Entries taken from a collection
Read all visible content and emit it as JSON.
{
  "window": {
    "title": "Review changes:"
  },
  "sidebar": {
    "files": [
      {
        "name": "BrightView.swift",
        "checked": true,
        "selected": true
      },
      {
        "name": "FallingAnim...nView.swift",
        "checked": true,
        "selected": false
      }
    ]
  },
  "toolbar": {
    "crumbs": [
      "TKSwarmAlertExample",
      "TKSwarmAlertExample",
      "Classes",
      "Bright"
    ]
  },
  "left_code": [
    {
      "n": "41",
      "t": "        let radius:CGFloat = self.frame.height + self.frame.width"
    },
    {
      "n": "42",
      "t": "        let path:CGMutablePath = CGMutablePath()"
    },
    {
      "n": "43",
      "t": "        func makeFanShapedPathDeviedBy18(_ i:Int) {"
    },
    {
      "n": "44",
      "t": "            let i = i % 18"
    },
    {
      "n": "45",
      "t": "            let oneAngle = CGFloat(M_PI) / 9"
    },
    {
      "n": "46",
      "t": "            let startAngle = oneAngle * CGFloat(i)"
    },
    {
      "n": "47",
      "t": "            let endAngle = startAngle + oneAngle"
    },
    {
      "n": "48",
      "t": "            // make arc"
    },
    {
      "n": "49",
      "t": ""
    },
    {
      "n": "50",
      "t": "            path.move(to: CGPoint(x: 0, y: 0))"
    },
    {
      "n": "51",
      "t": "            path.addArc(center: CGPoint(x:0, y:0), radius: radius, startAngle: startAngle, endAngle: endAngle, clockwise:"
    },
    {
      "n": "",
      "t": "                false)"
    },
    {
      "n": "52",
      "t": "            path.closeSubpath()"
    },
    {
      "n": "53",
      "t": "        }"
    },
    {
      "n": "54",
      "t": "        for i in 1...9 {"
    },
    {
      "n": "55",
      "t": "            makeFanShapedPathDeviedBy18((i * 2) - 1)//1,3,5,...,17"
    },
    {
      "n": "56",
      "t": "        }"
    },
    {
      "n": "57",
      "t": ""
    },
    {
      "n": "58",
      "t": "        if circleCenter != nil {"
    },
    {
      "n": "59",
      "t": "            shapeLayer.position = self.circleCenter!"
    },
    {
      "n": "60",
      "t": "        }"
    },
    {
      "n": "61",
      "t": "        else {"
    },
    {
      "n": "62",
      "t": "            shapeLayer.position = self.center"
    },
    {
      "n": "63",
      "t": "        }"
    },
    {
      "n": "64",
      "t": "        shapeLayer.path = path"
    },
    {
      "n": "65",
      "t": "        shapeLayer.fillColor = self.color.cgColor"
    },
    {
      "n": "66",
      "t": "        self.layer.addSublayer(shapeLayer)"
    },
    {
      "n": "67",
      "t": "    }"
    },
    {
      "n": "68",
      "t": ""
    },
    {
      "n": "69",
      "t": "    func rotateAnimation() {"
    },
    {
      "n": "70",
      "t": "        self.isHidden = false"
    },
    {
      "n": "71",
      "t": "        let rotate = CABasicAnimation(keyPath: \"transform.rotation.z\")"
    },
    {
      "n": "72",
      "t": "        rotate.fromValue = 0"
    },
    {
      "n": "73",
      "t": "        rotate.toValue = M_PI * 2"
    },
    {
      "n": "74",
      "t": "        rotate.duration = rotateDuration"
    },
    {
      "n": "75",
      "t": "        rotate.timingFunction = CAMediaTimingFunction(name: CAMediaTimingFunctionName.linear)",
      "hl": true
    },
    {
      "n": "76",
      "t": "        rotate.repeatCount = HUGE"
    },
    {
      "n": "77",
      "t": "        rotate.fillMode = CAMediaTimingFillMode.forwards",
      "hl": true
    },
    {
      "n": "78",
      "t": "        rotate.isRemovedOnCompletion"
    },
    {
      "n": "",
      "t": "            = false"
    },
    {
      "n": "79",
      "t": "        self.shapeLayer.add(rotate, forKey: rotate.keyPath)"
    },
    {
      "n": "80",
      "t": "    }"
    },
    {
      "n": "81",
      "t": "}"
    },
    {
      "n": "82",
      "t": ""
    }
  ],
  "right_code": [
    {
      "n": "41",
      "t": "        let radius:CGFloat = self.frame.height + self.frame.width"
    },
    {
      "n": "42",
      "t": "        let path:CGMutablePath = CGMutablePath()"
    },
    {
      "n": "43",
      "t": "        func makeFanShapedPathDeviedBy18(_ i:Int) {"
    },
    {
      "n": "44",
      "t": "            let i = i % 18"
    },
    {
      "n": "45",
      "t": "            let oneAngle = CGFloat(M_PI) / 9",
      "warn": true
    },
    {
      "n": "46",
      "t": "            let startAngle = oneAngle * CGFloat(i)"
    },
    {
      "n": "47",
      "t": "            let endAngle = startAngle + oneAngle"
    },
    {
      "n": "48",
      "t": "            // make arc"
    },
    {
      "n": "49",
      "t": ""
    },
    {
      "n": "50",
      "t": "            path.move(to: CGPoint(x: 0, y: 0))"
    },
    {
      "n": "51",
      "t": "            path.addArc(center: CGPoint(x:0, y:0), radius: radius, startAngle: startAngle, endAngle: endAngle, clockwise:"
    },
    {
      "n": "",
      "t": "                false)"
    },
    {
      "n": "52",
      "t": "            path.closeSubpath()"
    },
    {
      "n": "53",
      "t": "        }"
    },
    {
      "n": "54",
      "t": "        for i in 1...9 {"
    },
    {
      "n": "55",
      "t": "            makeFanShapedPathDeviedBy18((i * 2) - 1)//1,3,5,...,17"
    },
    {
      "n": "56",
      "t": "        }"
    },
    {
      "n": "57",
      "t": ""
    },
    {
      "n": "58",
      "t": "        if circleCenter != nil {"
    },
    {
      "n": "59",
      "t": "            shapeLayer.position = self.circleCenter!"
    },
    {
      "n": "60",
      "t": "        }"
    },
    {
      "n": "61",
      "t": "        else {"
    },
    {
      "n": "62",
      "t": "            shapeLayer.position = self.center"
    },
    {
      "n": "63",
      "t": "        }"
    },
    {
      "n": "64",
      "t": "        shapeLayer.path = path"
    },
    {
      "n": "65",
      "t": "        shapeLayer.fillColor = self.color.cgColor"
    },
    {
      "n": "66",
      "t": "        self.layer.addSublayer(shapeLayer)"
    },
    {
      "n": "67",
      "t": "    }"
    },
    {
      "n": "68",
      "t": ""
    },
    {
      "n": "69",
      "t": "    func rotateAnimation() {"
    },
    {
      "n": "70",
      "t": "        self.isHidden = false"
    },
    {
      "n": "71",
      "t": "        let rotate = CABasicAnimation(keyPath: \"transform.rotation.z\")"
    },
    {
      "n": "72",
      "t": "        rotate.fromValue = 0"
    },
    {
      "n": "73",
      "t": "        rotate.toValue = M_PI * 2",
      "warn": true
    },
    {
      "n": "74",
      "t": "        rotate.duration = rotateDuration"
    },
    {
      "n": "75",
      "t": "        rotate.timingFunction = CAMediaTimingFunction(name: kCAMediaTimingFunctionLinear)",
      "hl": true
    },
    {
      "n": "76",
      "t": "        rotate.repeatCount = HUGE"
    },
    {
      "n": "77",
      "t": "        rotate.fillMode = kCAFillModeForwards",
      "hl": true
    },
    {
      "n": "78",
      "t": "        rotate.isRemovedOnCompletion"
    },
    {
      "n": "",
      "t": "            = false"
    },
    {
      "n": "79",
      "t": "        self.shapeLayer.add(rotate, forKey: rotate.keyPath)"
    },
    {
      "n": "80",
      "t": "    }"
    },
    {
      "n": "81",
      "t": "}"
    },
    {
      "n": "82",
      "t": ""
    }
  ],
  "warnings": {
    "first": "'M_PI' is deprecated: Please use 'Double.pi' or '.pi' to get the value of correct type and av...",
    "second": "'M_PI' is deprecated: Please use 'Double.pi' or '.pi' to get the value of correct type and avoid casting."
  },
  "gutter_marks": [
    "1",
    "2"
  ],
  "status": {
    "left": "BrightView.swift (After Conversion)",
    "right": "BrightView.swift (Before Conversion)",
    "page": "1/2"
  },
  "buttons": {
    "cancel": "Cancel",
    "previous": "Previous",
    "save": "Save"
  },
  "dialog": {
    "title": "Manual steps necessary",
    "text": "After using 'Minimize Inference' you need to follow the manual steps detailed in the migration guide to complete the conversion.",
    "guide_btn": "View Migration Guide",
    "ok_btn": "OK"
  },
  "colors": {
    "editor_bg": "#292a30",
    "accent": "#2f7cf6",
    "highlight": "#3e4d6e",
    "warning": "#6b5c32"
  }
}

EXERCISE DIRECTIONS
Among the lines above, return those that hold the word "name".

SOLUTION FOR THIS EXERCISE
        "name": "BrightView.swift",
        "name": "FallingAnim...nView.swift",
      "t": "        rotate.timingFunction = CAMediaTimingFunction(name: CAMediaTimingFunctionName.linear)",
      "t": "        rotate.timingFunction = CAMediaTimingFunction(name: kCAMediaTimingFunctionLinear)",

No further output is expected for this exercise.